Some experts also question the wisdom of forcing banks to retain exposure to loans sold as securities, saying that it might be better to encourage banks to properly rid themselves of all exposure to such credits. [And why is that???]
The Treasury plans to force lenders to retain at least 5 per cent of the credit risk of loans that are securitised, ensuring that they have what investors call "skin in the game". The 5 per cent rule - which looks set to be applied in Europe as well - is less draconian than some bankers feared. The proposed elimination of "gain on sale accounting" is to prevent financial companies from booking paper profits on loans - packaged into securities - as soon as they were sold to investors.
Banks would only be able to record income from securitisation over time as payments are received. Brokers' fees and commissions would also be disbursed over time rather than up front, and would be reduced if an asset performed badly due to bad underwriting. [Now, that is what I consider Draconian! Do you acually mean to tell me that you now cannot book a profit until you actually make some money! The F#%$ing nerve of these people!]

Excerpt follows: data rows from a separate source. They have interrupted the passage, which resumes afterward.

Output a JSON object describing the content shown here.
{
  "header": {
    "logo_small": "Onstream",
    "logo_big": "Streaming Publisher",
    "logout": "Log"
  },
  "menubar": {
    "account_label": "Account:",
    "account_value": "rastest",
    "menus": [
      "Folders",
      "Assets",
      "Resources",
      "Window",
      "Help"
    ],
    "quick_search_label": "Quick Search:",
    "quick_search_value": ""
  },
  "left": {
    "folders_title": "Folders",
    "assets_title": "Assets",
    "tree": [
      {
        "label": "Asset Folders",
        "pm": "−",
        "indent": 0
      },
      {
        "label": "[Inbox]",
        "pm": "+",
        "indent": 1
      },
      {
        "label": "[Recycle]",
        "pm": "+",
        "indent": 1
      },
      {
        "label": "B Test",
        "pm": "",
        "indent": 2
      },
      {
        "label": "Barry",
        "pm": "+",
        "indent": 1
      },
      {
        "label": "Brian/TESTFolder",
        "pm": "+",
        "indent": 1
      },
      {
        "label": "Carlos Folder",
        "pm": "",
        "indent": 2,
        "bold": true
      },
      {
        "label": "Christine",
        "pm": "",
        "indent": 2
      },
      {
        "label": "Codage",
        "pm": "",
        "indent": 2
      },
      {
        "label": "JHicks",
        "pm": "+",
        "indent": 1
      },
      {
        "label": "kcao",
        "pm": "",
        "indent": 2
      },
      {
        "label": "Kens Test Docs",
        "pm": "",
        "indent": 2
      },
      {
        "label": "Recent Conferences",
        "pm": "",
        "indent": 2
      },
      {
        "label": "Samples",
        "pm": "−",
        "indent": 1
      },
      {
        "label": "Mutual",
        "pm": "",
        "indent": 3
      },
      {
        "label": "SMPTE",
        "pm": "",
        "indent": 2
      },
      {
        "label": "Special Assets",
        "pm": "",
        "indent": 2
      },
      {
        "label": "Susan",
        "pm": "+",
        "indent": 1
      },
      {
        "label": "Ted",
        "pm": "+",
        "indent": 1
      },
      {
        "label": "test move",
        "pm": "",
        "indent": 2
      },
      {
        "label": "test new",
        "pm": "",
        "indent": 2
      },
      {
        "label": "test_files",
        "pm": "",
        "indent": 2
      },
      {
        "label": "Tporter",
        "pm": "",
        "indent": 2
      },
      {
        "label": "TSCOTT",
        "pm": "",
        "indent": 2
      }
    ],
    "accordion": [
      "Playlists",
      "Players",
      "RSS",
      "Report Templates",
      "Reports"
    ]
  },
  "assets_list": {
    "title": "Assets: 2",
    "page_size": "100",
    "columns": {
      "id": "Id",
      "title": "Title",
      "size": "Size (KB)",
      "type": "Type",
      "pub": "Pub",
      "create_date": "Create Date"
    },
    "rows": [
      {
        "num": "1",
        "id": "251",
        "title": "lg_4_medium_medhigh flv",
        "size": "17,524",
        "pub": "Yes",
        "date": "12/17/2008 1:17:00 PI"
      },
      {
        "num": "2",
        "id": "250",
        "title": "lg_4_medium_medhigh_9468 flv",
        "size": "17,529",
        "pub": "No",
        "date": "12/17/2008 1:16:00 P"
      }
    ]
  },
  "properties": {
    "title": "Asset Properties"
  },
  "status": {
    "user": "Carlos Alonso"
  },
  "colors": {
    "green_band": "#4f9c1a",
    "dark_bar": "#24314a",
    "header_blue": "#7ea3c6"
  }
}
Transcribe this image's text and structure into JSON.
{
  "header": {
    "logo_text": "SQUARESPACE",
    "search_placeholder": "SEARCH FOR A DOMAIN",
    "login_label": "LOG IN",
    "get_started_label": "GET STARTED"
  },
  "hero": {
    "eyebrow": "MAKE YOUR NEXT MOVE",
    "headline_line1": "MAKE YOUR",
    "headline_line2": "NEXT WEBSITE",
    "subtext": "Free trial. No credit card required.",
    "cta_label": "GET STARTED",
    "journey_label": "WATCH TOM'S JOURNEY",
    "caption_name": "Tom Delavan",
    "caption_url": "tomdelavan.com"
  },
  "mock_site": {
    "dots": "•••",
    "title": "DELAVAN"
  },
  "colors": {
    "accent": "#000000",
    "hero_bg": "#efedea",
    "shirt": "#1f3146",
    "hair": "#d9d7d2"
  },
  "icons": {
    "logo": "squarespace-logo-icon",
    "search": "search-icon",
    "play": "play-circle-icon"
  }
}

The US authorities also plan to stop credit rating agencies from assigning the same types of ratings to structured credit products that are assigned to corporate and sovereign bonds, meaning there would be no more AAA-rated subprime securities. [Why! I have a better idea. Why don't we just make them stand behind their ratings? If they can be found to have materially misrepresented or ommitted a fact or somehow have been negligent they should bear the legal liabilities and consequences of such. The agencies should be allowed to pack in the cost of liability coverage into the ratings fee itself, thus the agencies can rate said securities any way they want. If they play games it is their asses on the line, and not the sheepish, ignorant investor. Somehow, I feel ratings quality will increase substantially, and increase literally overnight!]
Contracts would be standardised to ease comparability and trades included in an electronic database currently used for corporate bonds. [Why wasn't this the case from the beginning?]
Sponsors would be required to stand behind their securities by providing warranties as to the origination and the underwriting standards on the loans. [Why wasn't this the case from the beginning?]
Credit ratings agencies - most of which are paid by the issuers to rate securities - would have to strengthen their policies for handling conflicts of interest. [This is a game! Strengthen policies for handling conflicts of interest???!!! If there is a conflict, it is just that - a conflict and will eventually rear its head to the detriment of the wearker party. If one were to take my advice stated above, the conflict will be removed and we will not have to play the game of "policies for xyz". Once the agencies asses are on the line in terms of liability, they will remove conflicts of their own accord and will not have to be prompted by any governement body, nor wil they have to be watched by some overdog agency either!]
They would have to develop a new vocabulary to rate structured credit - a move intended to underscore the fact that a triple A rating on a corporate bond and on a mortgage-backed security mean very different things.